A little bread and wine can’t hurt you…
Here’s an interesting The Week thing about the Cardinal Sarah kerfuffle.
This is the main virtue of the ad orientem posture. It says, loudly and clearly, “This is not about you.” The Mass is supposed to be about God — an act of worship of God. The priest does not have “his back to the people,” traditionalists say. He faces in the same direction as the rest of the people: toward God, to worship Him.
Saying “It’s not about you!” is a message that is counter-intuitive in a culture that is overly invested in affirmation and self-centeredness. This explains why this conservative Catholic practice turns off so many people. It also explains why it’s so needed.
It’s been fun watching the various bishops issuing their own statements slamming the cardinal. “I trust we’ll never have any of that weirdo ad orientem stuff in this diocese!” It’s what subordinates in an ideological state do when they want to signal the leadership that they’re onside.
I had a nice non-Catholic lady on FB today asking what the big deal is. I sent her to the Fisheaters site to get her started on general Catholic liturgical issues. She’s got a steep learning curve ahead.
I’m still not really all that interested. But this little line in The Week thing reminded me of an interesting conversation I had once with a Canadian archbishop…
“Only a few nerds and wacko birds even seem to care about this stuff.”

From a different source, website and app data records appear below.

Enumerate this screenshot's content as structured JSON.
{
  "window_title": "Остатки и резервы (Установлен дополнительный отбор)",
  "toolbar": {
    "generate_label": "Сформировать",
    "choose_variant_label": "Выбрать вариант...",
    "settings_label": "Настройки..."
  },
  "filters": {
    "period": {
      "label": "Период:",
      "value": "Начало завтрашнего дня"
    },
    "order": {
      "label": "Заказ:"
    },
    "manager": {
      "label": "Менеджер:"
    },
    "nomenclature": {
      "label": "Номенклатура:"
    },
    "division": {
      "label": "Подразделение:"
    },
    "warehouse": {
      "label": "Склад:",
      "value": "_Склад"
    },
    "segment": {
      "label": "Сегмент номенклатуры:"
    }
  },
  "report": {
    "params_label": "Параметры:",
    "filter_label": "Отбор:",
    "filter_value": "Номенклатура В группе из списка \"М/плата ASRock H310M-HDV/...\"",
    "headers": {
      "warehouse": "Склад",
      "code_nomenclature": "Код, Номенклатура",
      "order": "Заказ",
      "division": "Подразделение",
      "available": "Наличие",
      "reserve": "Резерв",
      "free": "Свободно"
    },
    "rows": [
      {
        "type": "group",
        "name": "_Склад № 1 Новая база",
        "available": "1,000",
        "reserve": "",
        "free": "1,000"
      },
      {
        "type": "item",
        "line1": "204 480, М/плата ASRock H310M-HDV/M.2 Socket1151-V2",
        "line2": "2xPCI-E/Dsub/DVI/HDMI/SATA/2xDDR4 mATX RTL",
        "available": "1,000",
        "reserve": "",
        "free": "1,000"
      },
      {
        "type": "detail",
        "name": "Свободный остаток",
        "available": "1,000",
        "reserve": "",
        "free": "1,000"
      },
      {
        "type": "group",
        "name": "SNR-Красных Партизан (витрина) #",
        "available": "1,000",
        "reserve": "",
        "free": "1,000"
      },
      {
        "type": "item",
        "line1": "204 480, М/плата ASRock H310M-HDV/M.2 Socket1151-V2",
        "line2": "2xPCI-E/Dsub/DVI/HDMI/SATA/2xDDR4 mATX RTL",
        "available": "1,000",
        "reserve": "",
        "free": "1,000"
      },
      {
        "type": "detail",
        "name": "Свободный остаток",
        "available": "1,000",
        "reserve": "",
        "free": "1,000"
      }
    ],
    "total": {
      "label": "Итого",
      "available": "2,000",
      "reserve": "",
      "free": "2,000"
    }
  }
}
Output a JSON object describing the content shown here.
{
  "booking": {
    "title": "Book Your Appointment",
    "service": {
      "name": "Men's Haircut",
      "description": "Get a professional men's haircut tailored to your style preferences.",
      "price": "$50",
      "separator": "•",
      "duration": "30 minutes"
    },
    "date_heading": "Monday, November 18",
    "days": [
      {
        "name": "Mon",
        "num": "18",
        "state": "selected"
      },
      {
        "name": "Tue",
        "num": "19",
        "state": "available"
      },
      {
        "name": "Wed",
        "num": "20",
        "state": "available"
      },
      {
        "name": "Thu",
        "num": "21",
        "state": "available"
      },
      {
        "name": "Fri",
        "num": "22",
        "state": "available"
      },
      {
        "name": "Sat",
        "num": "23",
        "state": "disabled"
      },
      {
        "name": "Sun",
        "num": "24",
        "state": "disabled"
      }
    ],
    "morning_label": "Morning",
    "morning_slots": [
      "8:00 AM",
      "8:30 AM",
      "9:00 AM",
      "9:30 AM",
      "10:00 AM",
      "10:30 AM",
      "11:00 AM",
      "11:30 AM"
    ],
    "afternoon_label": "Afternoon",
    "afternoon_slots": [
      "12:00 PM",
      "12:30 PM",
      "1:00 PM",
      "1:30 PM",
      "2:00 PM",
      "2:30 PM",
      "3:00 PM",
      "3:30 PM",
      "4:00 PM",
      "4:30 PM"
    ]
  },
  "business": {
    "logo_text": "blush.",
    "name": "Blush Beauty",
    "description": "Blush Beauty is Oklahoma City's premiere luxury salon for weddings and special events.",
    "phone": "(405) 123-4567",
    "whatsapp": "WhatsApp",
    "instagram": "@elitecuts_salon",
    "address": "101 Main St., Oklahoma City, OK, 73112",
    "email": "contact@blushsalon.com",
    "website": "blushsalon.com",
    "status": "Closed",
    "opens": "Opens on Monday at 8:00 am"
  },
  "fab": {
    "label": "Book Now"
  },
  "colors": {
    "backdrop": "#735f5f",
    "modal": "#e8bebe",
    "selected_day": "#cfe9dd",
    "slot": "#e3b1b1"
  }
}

Yep, and apparently the people in the Vatican and their toadies in the national conferences who are so interested they’re willing to publicly humiliate a curial cardinal over it to make sure the liturgical practice never, ever goes back.
I once was having a conversation with my archbishop friend about the whole Communion in the Paw thing. He said something like, “Man, people get themselves worked up over such dumb things…”
I said, “Yeah. The people who lied, cheated, clawed and sold their souls to get the change of practice into place really got themselves worked up about it. And it’s funny how the only people who think it’s important are us Traddie weirdos and the people who will fight like a pack of rabid dogs to make sure the change stays good and changed.”
This is something that has been interesting about this whole disaster. The only ones who think the Communion-for-divorced-and-remarried is important are the notorious proggie heretics like Kasper, and the Trads…
… and the secular media who have hooked onto it from the first day. These three groups seem to be the only ones who understand what these things mean.
Apparently, we’re the only ones who have a notion of what the fight is really about.
And what the stakes are.
Also, here’s that quote from Ganswein (who at this point I think is just messing with us) where he says, no, the official magisterium of the Catholic Church doesn’t come in “vague footnotes”. It’s what people seem to be highlighting in that interview.
But the whole quote, talking about the two popes, will take your breath away:
“I have already asked myself the question; and I still affirm according to all that, what I see, hear and perceive. With regard to the principles of their theological convictions there is definitely a continuity. Of course, I’m also aware that there might occasionally be doubts cast by the different ways of representation and formulation. But when a pope wants to change something in teaching, he must say it clearly, so that is also authentic. Important teaching concepts can not be changed by sub-sentences or something openly formulated in footnotes. The theological methodology in this regard has clear criteria. A law that is not clear in itself, can not bind. The same is true for theology. Magisterial statements must be clear if they are to be mandatory. Statements that allow for different interpretations, are a risky business.”
“The certainty that the pope was considered a pillar of strength, as the last anchor gives way, is starting to slip in fact. Whether this perception corresponds to reality, and reproduces the image of Pope Francis correctly, or if this is more a media concoction, I can not judge. Uncertainties occasional confusions and a muddle, however, are growing.”
I can’t figure Ganswein, but I think I’m confused by him in the same way I’m confused by modern churchmen in general. How at this stage of catastrophic disintegration can they still be so utterly insouciant about it all?
I’ve had quite few conversations with laypeople who interact with their doctrinally orthodox priests who report it over and over. The “good” men seem to have absolutely no notion at all of how serious it all is. One of my interlocutors was asked, “Why do you care so much about this, anyway? What has it got to do with you?”